  • Inaccurate Descriptions: App descriptions must be clear.
  • Misleading Users: Your app must work as advertised in the store.
  • Not enough lasting value: Your app should solve a problem to the user and must provide value.

Besides this little overview, Apple also provided the top 10 reasons why apps are currently rejected. Furthermore, the total percentage of app rejections is shwon. Find the numbers in the following pictures.

Top10 of app rejection reasons Total percentage of app rejections

 

Both pictures are screenshot from the Apple page and the figures are based on September 2014. I just wanted to give you a quick heads up to this page. The ULR to page is: https://developer.apple.com/app-store/review/rejections/

Happy testing.

How to stress test your iOS app

My last blog post was about stress testing your android app. Today I found another interesting stress testing tool for iOS. The tool is called UI AutoMonkey.
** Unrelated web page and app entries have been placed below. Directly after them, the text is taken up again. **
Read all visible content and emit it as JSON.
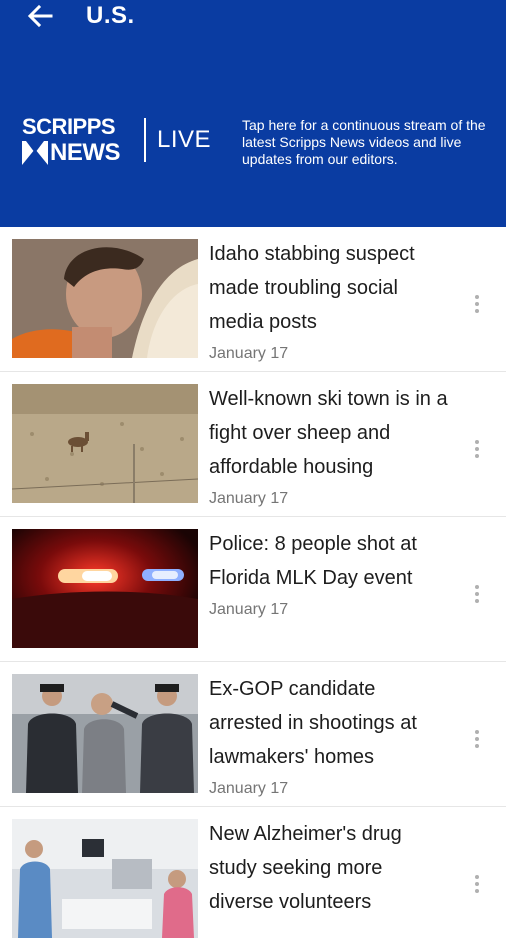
{
  "header": {
    "title": "U.S.",
    "back_icon": "arrow-left-icon"
  },
  "live_banner": {
    "logo_line1": "SCRIPPS",
    "logo_line2": "NEWS",
    "live_label": "LIVE",
    "description": "Tap here for a continuous stream of the latest Scripps News videos and live updates from our editors."
  },
  "colors": {
    "header_bg": "#0a3ca2",
    "text_primary": "#1d1d1d",
    "text_secondary": "#757575"
  },
  "articles": [
    {
      "headline": "Idaho stabbing suspect made troubling social media posts",
      "date": "January 17"
    },
    {
      "headline": "Well-known ski town is in a fight over sheep and affordable housing",
      "date": "January 17"
    },
    {
      "headline": "Police: 8 people shot at Florida MLK Day event",
      "date": "January 17"
    },
    {
      "headline": "Ex-GOP candidate arrested in shootings at lawmakers' homes",
      "date": "January 17"
    },
    {
      "headline": "New Alzheimer's drug study seeking more diverse volunteers",
      "date": ""
    }
  ]
}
The tool is really simple and can be added directly to your xCode project. UI AutoMonkey runs in UIAutomation and Instruments.

All you have to do is to setup a UIAutomation Instruments template with the provided script. Have a look at the simple installation instructions on the github page. After the setup, UI AutoMonkey is stress testing your app with different commands.


The following code snippet shows the JS script and some defined stress testing commands.

...
 eventWeights: {
 tap: 500,
 drag: 1,
 flick: 1,
 orientation: 1,
 clickVolumeUp: 1,
 clickVolumeDown: 1,
 lock: 1,
 pinchClose: 10,
 pinchOpen: 10,
 shake: 1
 },
...

The complete tool documentation can be found here.

What tool are you using for stress testing your iOS app?

Have fun!

Posted by Daniel Knott